Jamestown Village

in Old Town Tustin

Home of the "Little White Tree Church"



Village History



Claude T. Gilbreath, a builder in West Los Angeles, Santa Monica, and Pacific Palisades moved his operation to Orange County in 1954.  Building lots were much cheaper in Orange County at the time.  In West L.A. lots had reached the unheard of price of $4000 each!

He began building custom homes on River Lane in Santa Ana, which was one of the premier neighborhoods in the county.  He discovered Tustin and felt that the town [1000 people] would eventually become an "elite" community in Orange County.

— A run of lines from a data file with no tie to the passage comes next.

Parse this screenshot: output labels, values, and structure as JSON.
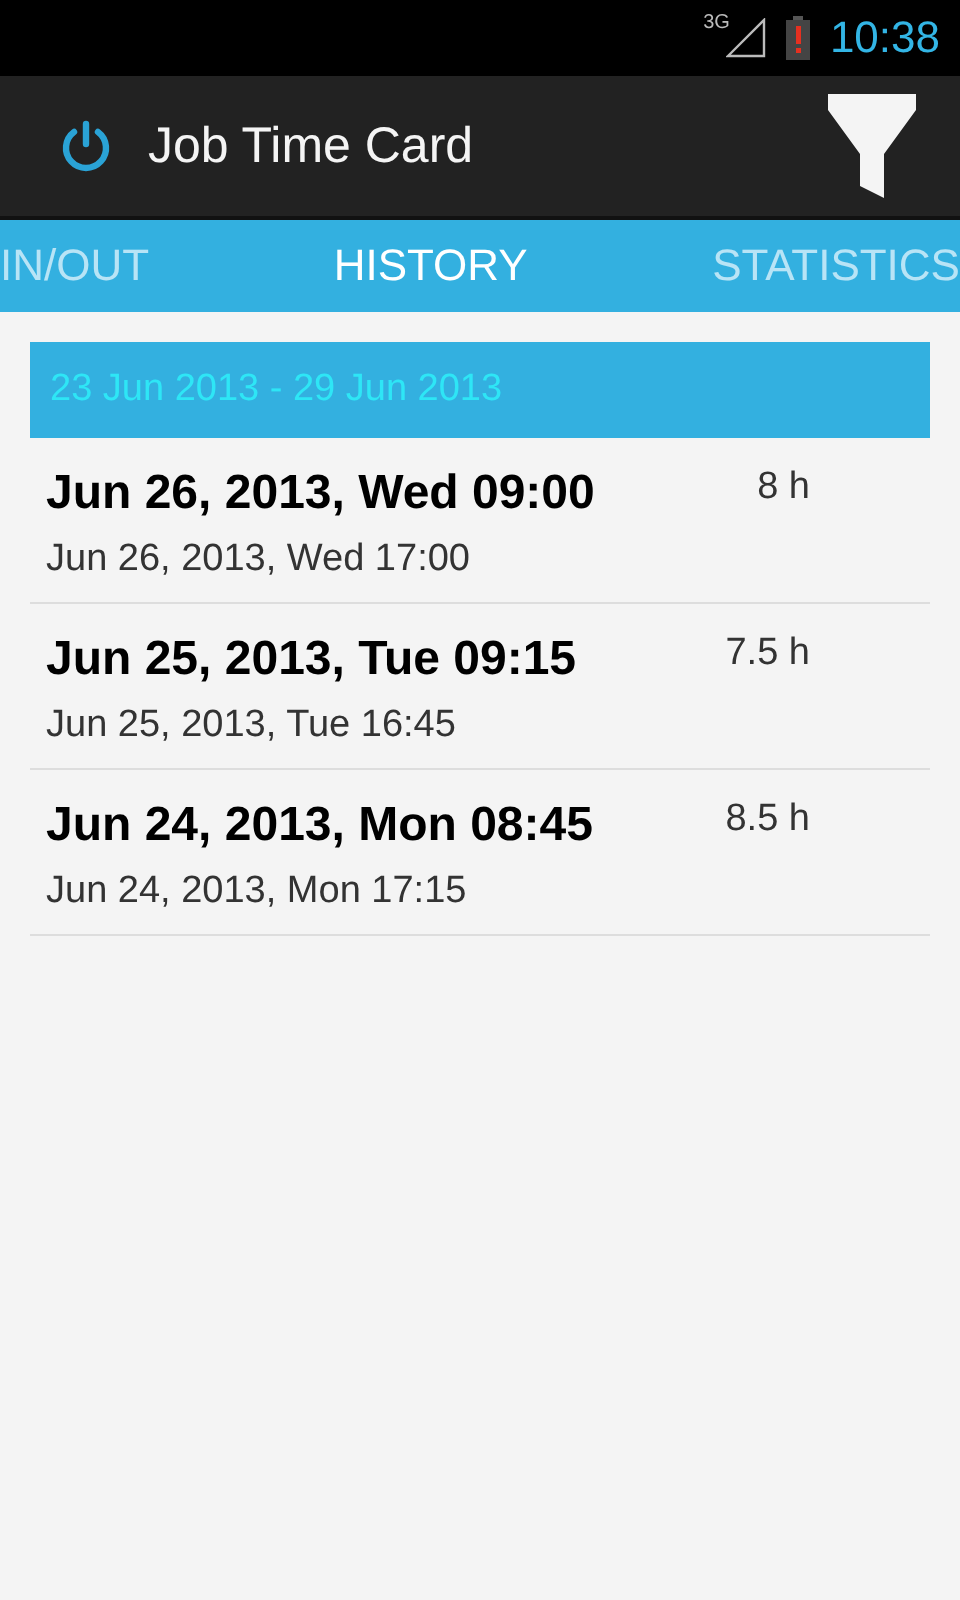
{
  "status_bar": {
    "network": "3G",
    "battery_alert": true,
    "time": "10:38"
  },
  "action_bar": {
    "title": "Job Time Card"
  },
  "tabs": [
    {
      "label": "IN/OUT",
      "selected": false
    },
    {
      "label": "HISTORY",
      "selected": true
    },
    {
      "label": "STATISTICS",
      "selected": false
    }
  ],
  "week_header": "23 Jun 2013 - 29 Jun 2013",
  "entries": [
    {
      "start": "Jun 26, 2013, Wed 09:00",
      "end": "Jun 26, 2013, Wed 17:00",
      "hours": "8 h"
    },
    {
      "start": "Jun 25, 2013, Tue 09:15",
      "end": "Jun 25, 2013, Tue 16:45",
      "hours": "7.5 h"
    },
    {
      "start": "Jun 24, 2013, Mon 08:45",
      "end": "Jun 24, 2013, Mon 17:15",
      "hours": "8.5 h"
    }
  ]
}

 In 1955 he bought the old Crawford house at 520 "D" Street [now El Camino Real].  The Crawford house had been built in 1885.  The property had a well house and a barn, with two circa 1928 Nash automobiles in it.  The property [about 2 acres] was mainly an orange grove, with a few avocado trees.

The Gilbreath family moved into the house and lived there until 1960, when  they began work on Jamestown Village.  The "Crawford house" was demolished in October of 1960.  [This was before the idea of historical preservation had really taken hold].  The mantle from the old house was given to Walter Knott for use at Knott's Berry Farm.  Some of the other interior items were also salvaged for use in the shopping center [primarily in the shop which is now Rumors Salon].

Claude passed away in 1987 and his wife, Charlie May, in 2004.  The center is still owned and managed by the Gilbreath Family.

For more information on Old Town Tustin, visit:  the Tustin Historical Society, Tustin Preservation Conservancy, or the City of Tustin.


History of the Little Tree Church




The following article appeared in the Orange County Register in about 1970 in an article about the little church.  In the article Claude [CT] describes the origin of the "Little Tree Church":


After completing the construction of Jamestown Village in 1962, I was in a quandary as to what to do with the oak tree that used to stand at the corner of the barn before the buildings were demolished.  Jamestown Village, incidentally, is the site of the old Crawford farm house.

I felt that I should do something special around this oak tree.  Flowers?  Everybody plants flowers.  A tree house?  No, kids would get hurt.  Then my thoughts drifted back to my childhood in Columbia, Tennessee.

There back about 1912, I used to drive my grandmother, in a horse and buggy, six miles into the country once about every three months to the Hopewell Church that she attended before the Civil War.  That gave me the idea, and the solution for the oak tree.

So the little tree church is actually Grandma’s church in miniature.  But with the oak tree growing through the middle of it.

It seats eight people, has an organ.  The pulpit is made of a large rock elevated on brick up to pulpit height.

The church is often used for weddings.  The atmosphere here is more romantic than the large churches offer and the couple doesn’t have that big bill hanging over their heads to spoil the honeymoon.


Unfortunately, in about 2000, the old oak tree in middle of the "Little Tree Church" died and had to be removed.  In 2005, the area around the church was landscaped and a camphor tree planted next to the church.





                                                    Claude T. Gilbreath  1900-1987                                  Charlie May Gilbreath  1910-2004         


June, 1960

"Crawford" house and property prior to start of construction. 

The barn and well-house are behind the house. The orange grove surrounds the house


July, 1960

The grove is cleared off and a sign appears advertising the new shopping center, just prior to construction.


October, 1960

Construction has begun on the right [south] side of Jamestown Village.  The house is being demolished [behind the wall]


November, 1960

Framing begins on the right side of the center.  Note the large logs [approximately 2-1/2 feet in diameter]. 


December, 1960

View of what is now Honda Ya restaurant and Gerda's Antiques. Sidewalks are being formed for pouring concrete.


January, 1961

Work is almost complete on the first phase of the center.  Note part of the Tustin Garage to the left.



Jamestown Village  714-993-4430

Gilbreath Family Enterprises, LLC    

520 El Camino Real, Tustin, CA, 92780

714-993-4430 /  Fax: 714-993-4589

E-Mail:  stgil@pacbell.net


Last modified: 12/09/11